[Assigned task] All of the records should be reproduced word for word, but no images may appear in the copy.

[Component data from apps and pages]
------------------------------------------------------------

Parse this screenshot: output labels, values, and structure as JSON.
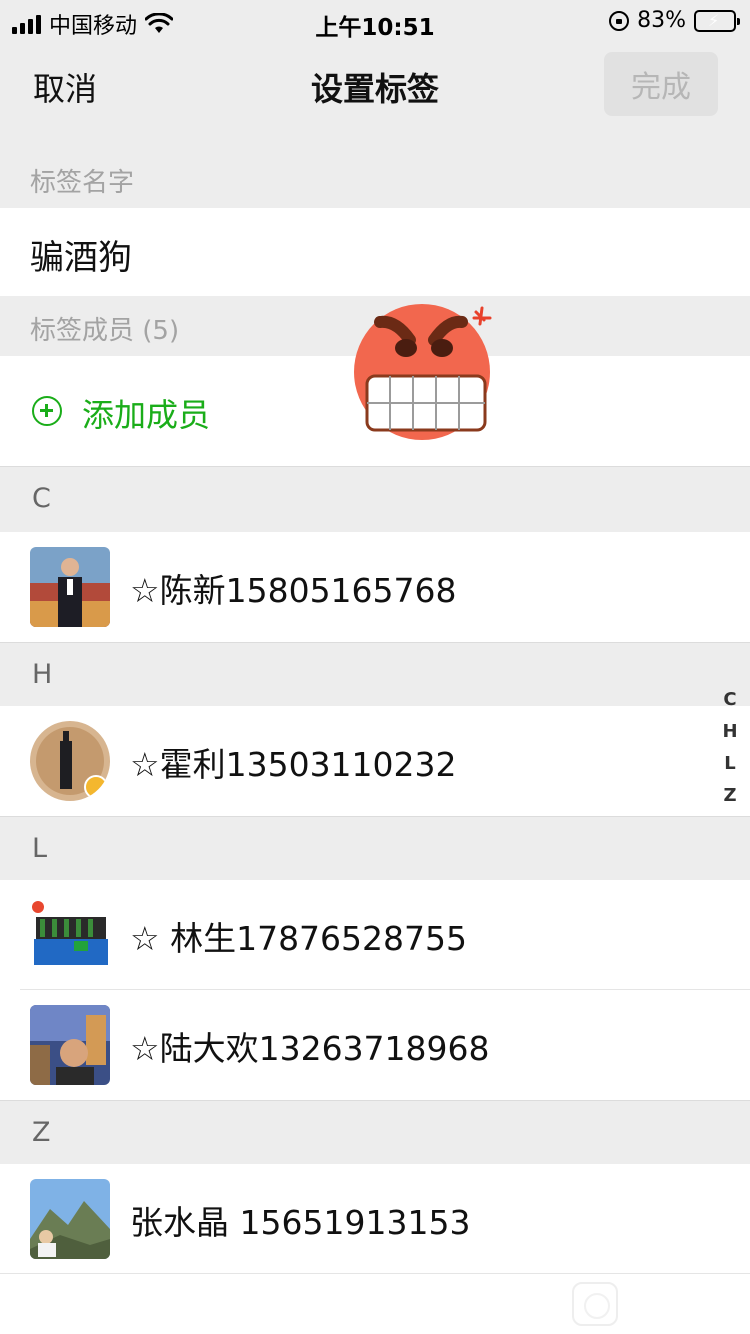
{
  "status_bar": {
    "carrier": "中国移动",
    "time": "上午10:51",
    "battery": "83%",
    "battery_level": 0.83,
    "icons": [
      "signal-icon",
      "wifi-icon",
      "rotation-lock-icon",
      "battery-charging-icon"
    ]
  },
  "nav": {
    "cancel": "取消",
    "title": "设置标签",
    "done": "完成"
  },
  "tag_name": {
    "section_label": "标签名字",
    "value": "骗酒狗"
  },
  "members": {
    "section_label": "标签成员 (5)",
    "add_label": "添加成员"
  },
  "groups": [
    {
      "letter": "C",
      "contacts": [
        {
          "name": "☆陈新15805165768"
        }
      ]
    },
    {
      "letter": "H",
      "contacts": [
        {
          "name": "☆霍利13503110232"
        }
      ]
    },
    {
      "letter": "L",
      "contacts": [
        {
          "name": "☆ 林生17876528755"
        },
        {
          "name": "☆陆大欢13263718968"
        }
      ]
    },
    {
      "letter": "Z",
      "contacts": [
        {
          "name": "张水晶 15651913153"
        }
      ]
    }
  ],
  "index_letters": [
    "C",
    "H",
    "L",
    "Z"
  ],
  "colors": {
    "accent": "#1aad19",
    "background": "#ededed",
    "disabled_button": "#e1e1e1"
  }
}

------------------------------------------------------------

[Solution for this problem]
Parse this screenshot: output labels, values, and structure as JSON.
{
  "status_bar": {
    "carrier": "中国移动",
    "time": "上午10:51",
    "battery": "83%",
    "battery_level": 0.83,
    "icons": [
      "signal-icon",
      "wifi-icon",
      "rotation-lock-icon",
      "battery-charging-icon"
    ]
  },
  "nav": {
    "cancel": "取消",
    "title": "设置标签",
    "done": "完成"
  },
  "tag_name": {
    "section_label": "标签名字",
    "value": "骗酒狗"
  },
  "members": {
    "section_label": "标签成员 (5)",
    "add_label": "添加成员"
  },
  "groups": [
    {
      "letter": "C",
      "contacts": [
        {
          "name": "☆陈新15805165768"
        }
      ]
    },
    {
      "letter": "H",
      "contacts": [
        {
          "name": "☆霍利13503110232"
        }
      ]
    },
    {
      "letter": "L",
      "contacts": [
        {
          "name": "☆ 林生17876528755"
        },
        {
          "name": "☆陆大欢13263718968"
        }
      ]
    },
    {
      "letter": "Z",
      "contacts": [
        {
          "name": "张水晶 15651913153"
        }
      ]
    }
  ],
  "index_letters": [
    "C",
    "H",
    "L",
    "Z"
  ],
  "colors": {
    "accent": "#1aad19",
    "background": "#ededed",
    "disabled_button": "#e1e1e1"
  }
}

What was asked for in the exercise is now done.